The Division of Metabolism and Health Effects (DMHE) develops scientific initiatives and supports basic and translational research on the health consequences of alcohol consumption and metabolism.  The DMHE supports research on the health effects of alcohol that may result from a single dose or from chronic or binge drinking behavior emphasizing metabolic pathways, adduct formation, non-enzymatic metabolism, and various substrates that may be affected by alcohol or alcohol metabolites; genetic studies involving alcohol-metabolizing enzymes and their role in reducing risk of alcohol consumption and tissue injury; identification of molecular pathways by which alcohol causes tissue and organ damage; biomarker development to detect and monitor alcohol-induced pathologies; etiology and progression of medical disorders arising from the use of alcohol; and the use of systems biology, bioinformatics, and real-time imaging methods to uncover biological pathways and networks involved in alcohol metabolism and organ damage.

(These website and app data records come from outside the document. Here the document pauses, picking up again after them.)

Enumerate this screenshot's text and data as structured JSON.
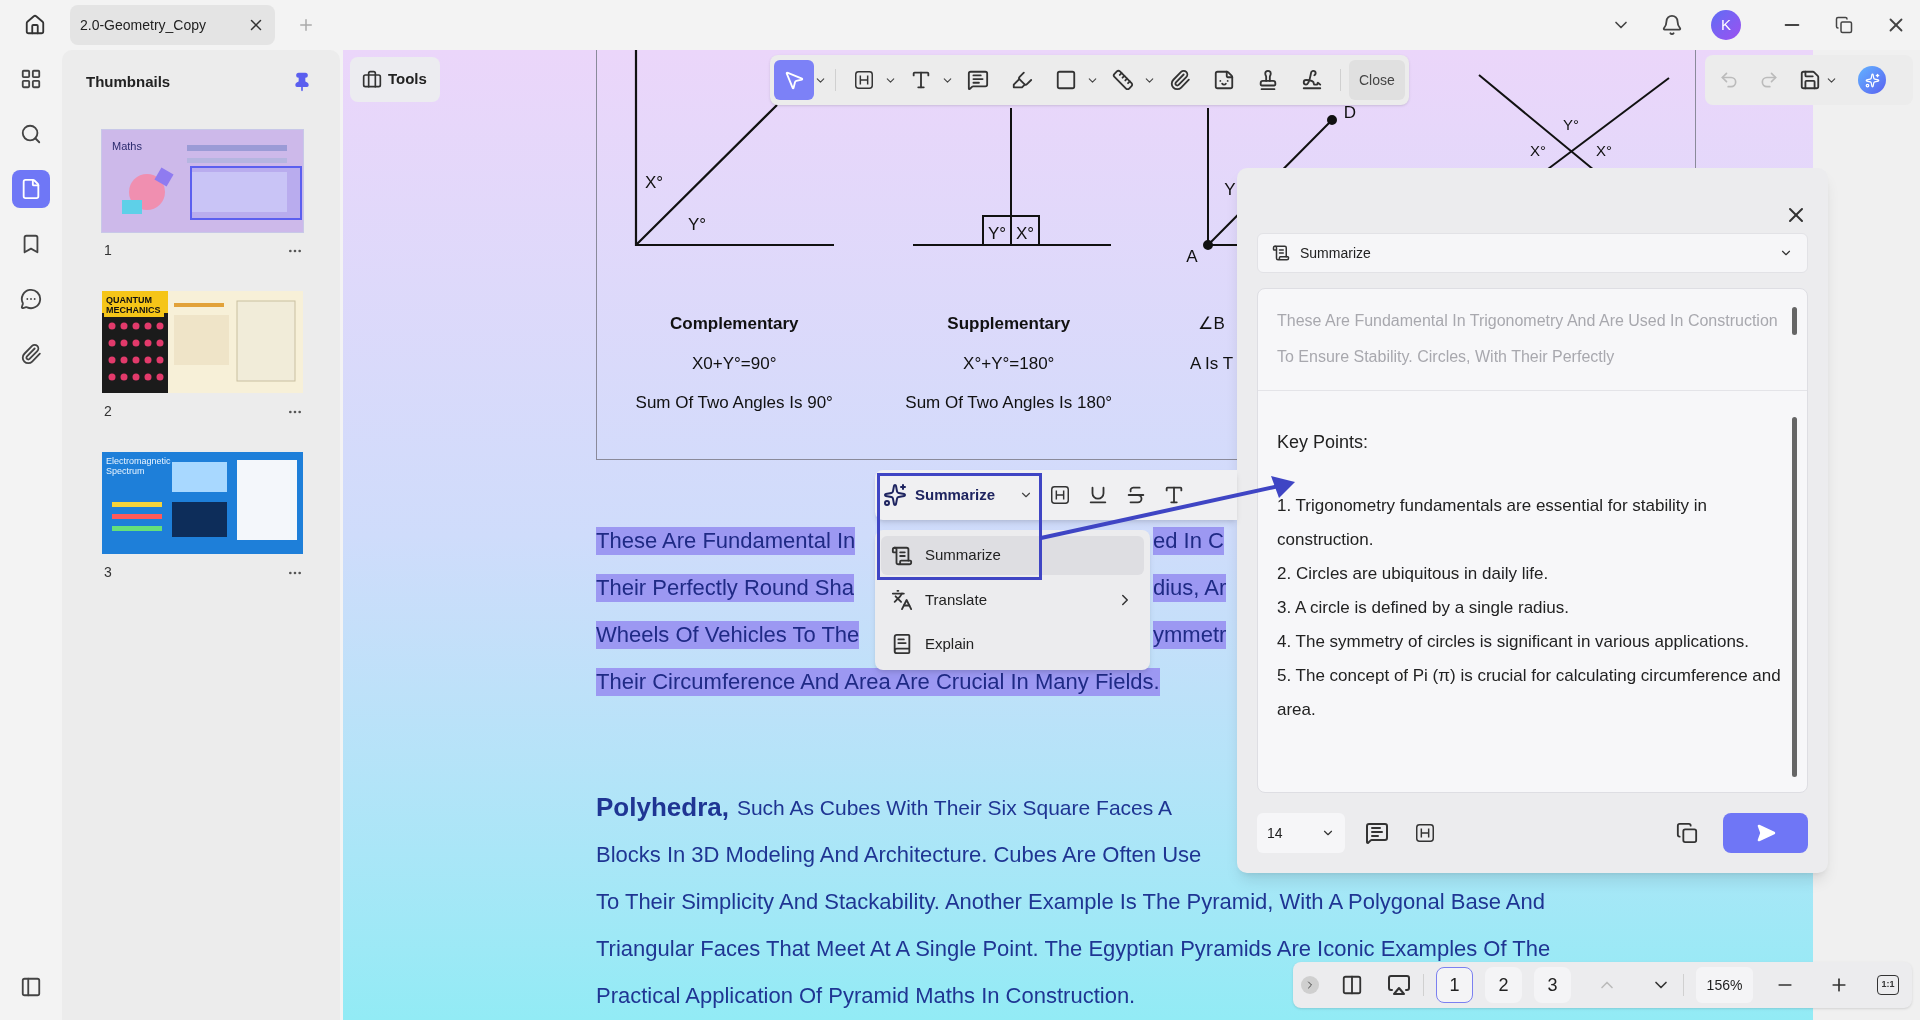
{
  "tabs": [
    {
      "label": "2.0-Geometry_Copy",
      "selected": true
    }
  ],
  "account": {
    "initial": "K"
  },
  "rail": [
    {
      "kind": "apps",
      "selected": false
    },
    {
      "kind": "search",
      "selected": false
    },
    {
      "kind": "pages",
      "selected": true
    },
    {
      "kind": "bookmarks",
      "selected": false
    },
    {
      "kind": "comments",
      "selected": false
    },
    {
      "kind": "attachments",
      "selected": false
    }
  ],
  "thumbnails": {
    "title": "Thumbnails",
    "pages": [
      {
        "kind": "maths",
        "heading": "Maths",
        "number": "1",
        "selected": true
      },
      {
        "kind": "quantum",
        "heading": "QUANTUM MECHANICS",
        "number": "2",
        "selected": false
      },
      {
        "kind": "spectrum",
        "heading": "Electromagnetic Spectrum",
        "number": "3",
        "selected": false
      }
    ]
  },
  "tools_button": "Tools",
  "toolbar": {
    "tools": [
      {
        "kind": "select",
        "selected": true,
        "menu": true
      },
      {
        "kind": "heading",
        "selected": false,
        "menu": true
      },
      {
        "kind": "text",
        "selected": false,
        "menu": true
      },
      {
        "kind": "comment",
        "selected": false,
        "menu": false
      },
      {
        "kind": "highlighter",
        "selected": false,
        "menu": false
      },
      {
        "kind": "shape",
        "selected": false,
        "menu": true
      },
      {
        "kind": "measure",
        "selected": false,
        "menu": true
      },
      {
        "kind": "attach",
        "selected": false,
        "menu": false
      },
      {
        "kind": "sticker",
        "selected": false,
        "menu": false
      },
      {
        "kind": "stamp",
        "selected": false,
        "menu": false
      },
      {
        "kind": "signature",
        "selected": false,
        "menu": false
      }
    ],
    "close": "Close"
  },
  "figures": [
    {
      "kind": "angle",
      "labels": [
        "X°",
        "Y°"
      ],
      "title": "Complementary",
      "formula": "X0+Y°=90°",
      "caption": "Sum Of Two Angles Is 90°"
    },
    {
      "kind": "parallel",
      "labels": [
        "Y°",
        "X°"
      ],
      "title": "Supplementary",
      "formula": "X°+Y°=180°",
      "caption": "Sum Of Two Angles Is 180°"
    },
    {
      "kind": "triangle",
      "labels": [
        "D",
        "Y",
        "A"
      ],
      "formula": "∠B",
      "caption": "A Is T"
    },
    {
      "kind": "cross",
      "labels": [
        "Y°",
        "X°",
        "X°"
      ]
    }
  ],
  "selected_text": [
    {
      "left": "These Are Fundamental In",
      "right": "ed In C"
    },
    {
      "left": "Their Perfectly Round Sha",
      "right": "dius, Ar"
    },
    {
      "left": "Wheels Of Vehicles To The",
      "right": "ymmetr"
    },
    {
      "left": "Their Circumference And Area Are Crucial In Many Fields."
    }
  ],
  "selection_toolbar": {
    "action": "Summarize",
    "menu": [
      {
        "kind": "summarize",
        "label": "Summarize",
        "selected": true,
        "submenu": false
      },
      {
        "kind": "translate",
        "label": "Translate",
        "selected": false,
        "submenu": true
      },
      {
        "kind": "explain",
        "label": "Explain",
        "selected": false,
        "submenu": false
      }
    ]
  },
  "paragraph": {
    "lead": "Polyhedra,",
    "lines": [
      "Such As Cubes With Their Six Square Faces A",
      "Blocks In 3D Modeling And Architecture. Cubes Are Often Use",
      "To Their Simplicity And Stackability. Another Example Is The Pyramid, With A Polygonal Base And",
      "Triangular Faces That Meet At A Single Point. The Egyptian Pyramids Are Iconic Examples Of The",
      "Practical Application Of Pyramid Maths In Construction."
    ]
  },
  "ai_panel": {
    "mode": "Summarize",
    "source": "These Are Fundamental In Trigonometry And Are Used In Construction To Ensure Stability. Circles, With Their Perfectly",
    "heading": "Key Points:",
    "points": [
      "1. Trigonometry fundamentals are essential for stability in construction.",
      "2. Circles are ubiquitous in daily life.",
      "3. A circle is defined by a single radius.",
      "4. The symmetry of circles is significant in various applications.",
      "5. The concept of Pi (π) is crucial for calculating circumference and area."
    ],
    "font_size": "14"
  },
  "page_nav": {
    "pages": [
      {
        "label": "1",
        "selected": true
      },
      {
        "label": "2",
        "selected": false
      },
      {
        "label": "3",
        "selected": false
      }
    ],
    "zoom": "156%",
    "fit": "1:1"
  }
}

The DMHE encourages multidisciplinary approaches that integrate genetic, molecular, cellular, and animal models to understand mechanisms of alcohol action and injury.  Research areas supported by the Division include: 

  • Alcohol Metabolism and Pharmacokinetics

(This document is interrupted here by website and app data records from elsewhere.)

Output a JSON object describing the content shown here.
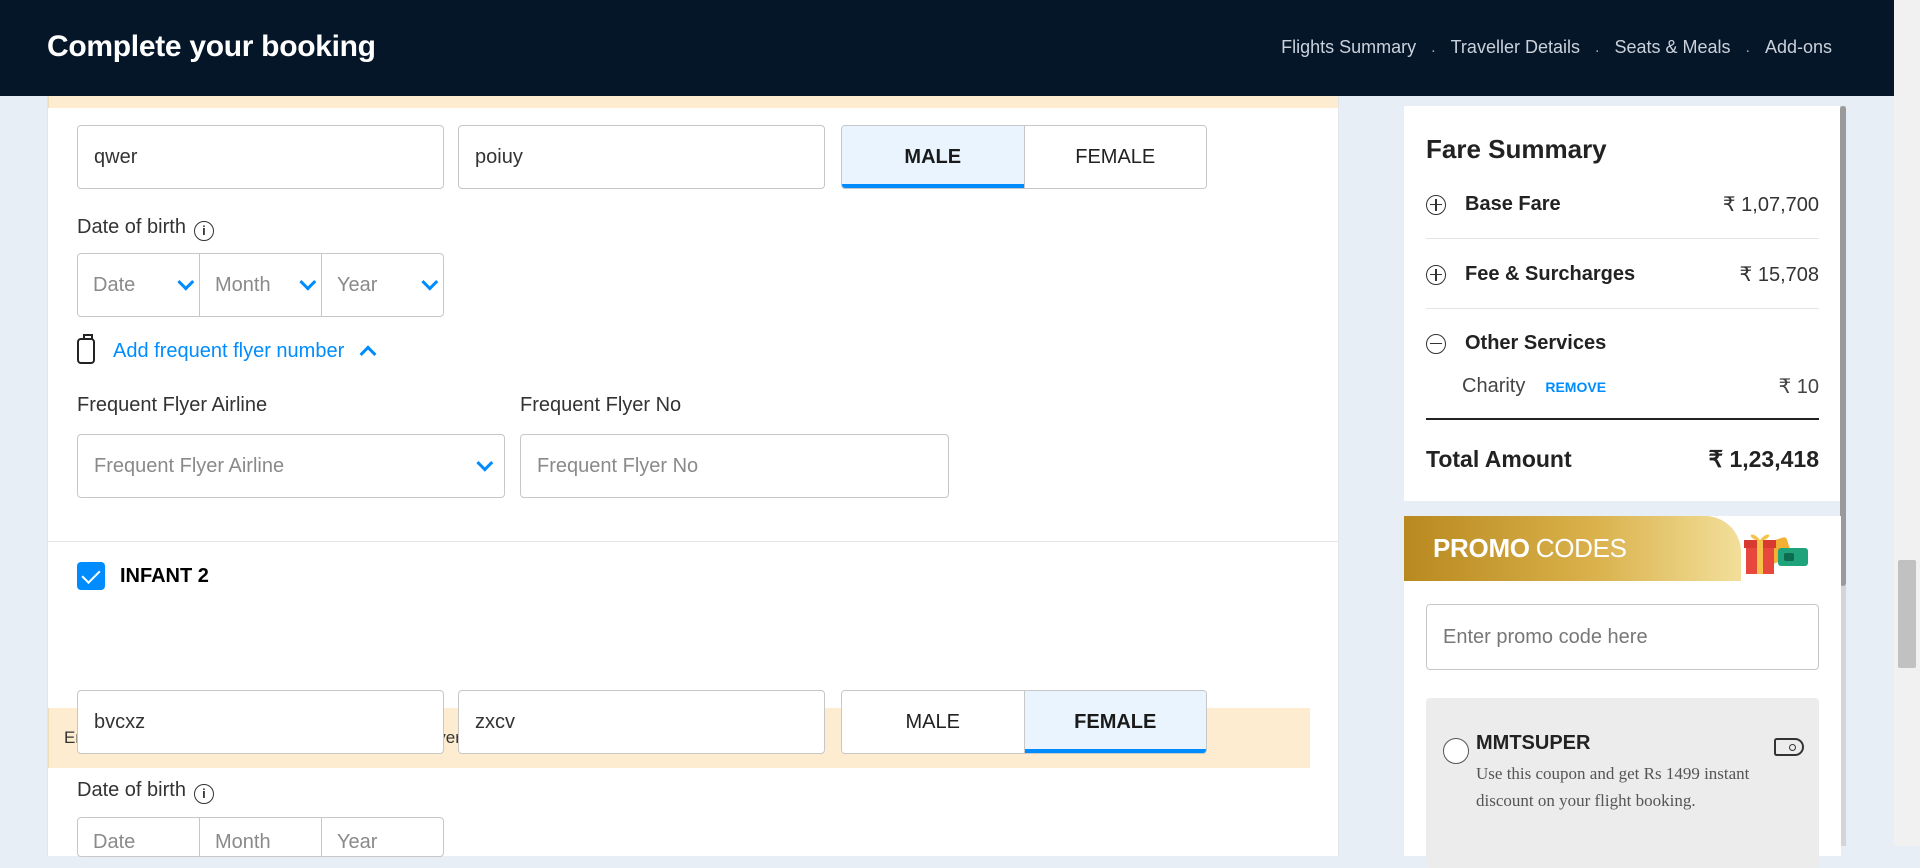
{
  "header": {
    "title": "Complete your booking",
    "steps": [
      "Flights Summary",
      "Traveller Details",
      "Seats & Meals",
      "Add-ons"
    ],
    "separator": "."
  },
  "traveller_1": {
    "first_name": "qwer",
    "last_name": "poiuy",
    "gender_options": [
      "MALE",
      "FEMALE"
    ],
    "gender_selected": "MALE",
    "dob_label": "Date of birth",
    "dob_date": "Date",
    "dob_month": "Month",
    "dob_year": "Year",
    "ff_link": "Add frequent flyer number",
    "ff_airline_label": "Frequent Flyer Airline",
    "ff_airline_placeholder": "Frequent Flyer Airline",
    "ff_no_label": "Frequent Flyer No",
    "ff_no_placeholder": "Frequent Flyer No"
  },
  "traveller_2": {
    "section_title": "INFANT 2",
    "checked": true,
    "notice": "Enter name as mentioned on your passport or Government approved IDs.",
    "first_name": "bvcxz",
    "last_name": "zxcv",
    "gender_options": [
      "MALE",
      "FEMALE"
    ],
    "gender_selected": "FEMALE",
    "dob_label": "Date of birth",
    "dob_date": "Date",
    "dob_month": "Month",
    "dob_year": "Year"
  },
  "fare_summary": {
    "title": "Fare Summary",
    "base_fare_label": "Base Fare",
    "base_fare_value": "₹ 1,07,700",
    "fees_label": "Fee & Surcharges",
    "fees_value": "₹ 15,708",
    "other_label": "Other Services",
    "charity_label": "Charity",
    "charity_remove": "REMOVE",
    "charity_value": "₹ 10",
    "total_label": "Total Amount",
    "total_value": "₹ 1,23,418"
  },
  "promo": {
    "title_bold": "PROMO",
    "title_rest": "CODES",
    "input_placeholder": "Enter promo code here",
    "coupon_code": "MMTSUPER",
    "coupon_desc": "Use this coupon and get Rs 1499 instant discount on your flight booking."
  },
  "colors": {
    "header_bg": "#061629",
    "accent": "#008cff",
    "notice_bg": "#fdeccf",
    "page_bg": "#e8eef5"
  }
}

  • Alcohol-Induced Tissue Damage
    • Alcoholic Liver Disease
    • Alcoholic Pancreatitis
    • Alcohol and the Lung
    • Alcohol and the Cardiovascular System
    • Alcohol and Musculoskeletal Disorders
    • Biomarkers of Alcohol Use and Alcohol-induced Tissue Injury
  • Fetal Alcohol Spectrum Disorders
  • Alcohol and Cancer
  • Alcohol and the Immune System
  • Alcohol and Viral Infections
  • The Role of Mitochondria in Alcohol-induced Pathology
  • Alcohol, Retinoic Acid, and Stem Cells
  • Alcohol, Trauma, and Shock
  • Genetics, Genomics and Alcohol-induced Tissue Injury
  • Epigenetics: DNA Methylation, Histone Modification, and RNA-mediated Gene Regulation
  • Alcohol, Epigenetics, and Stem Cells
  • Systems Biology Approaches in Alcohol Research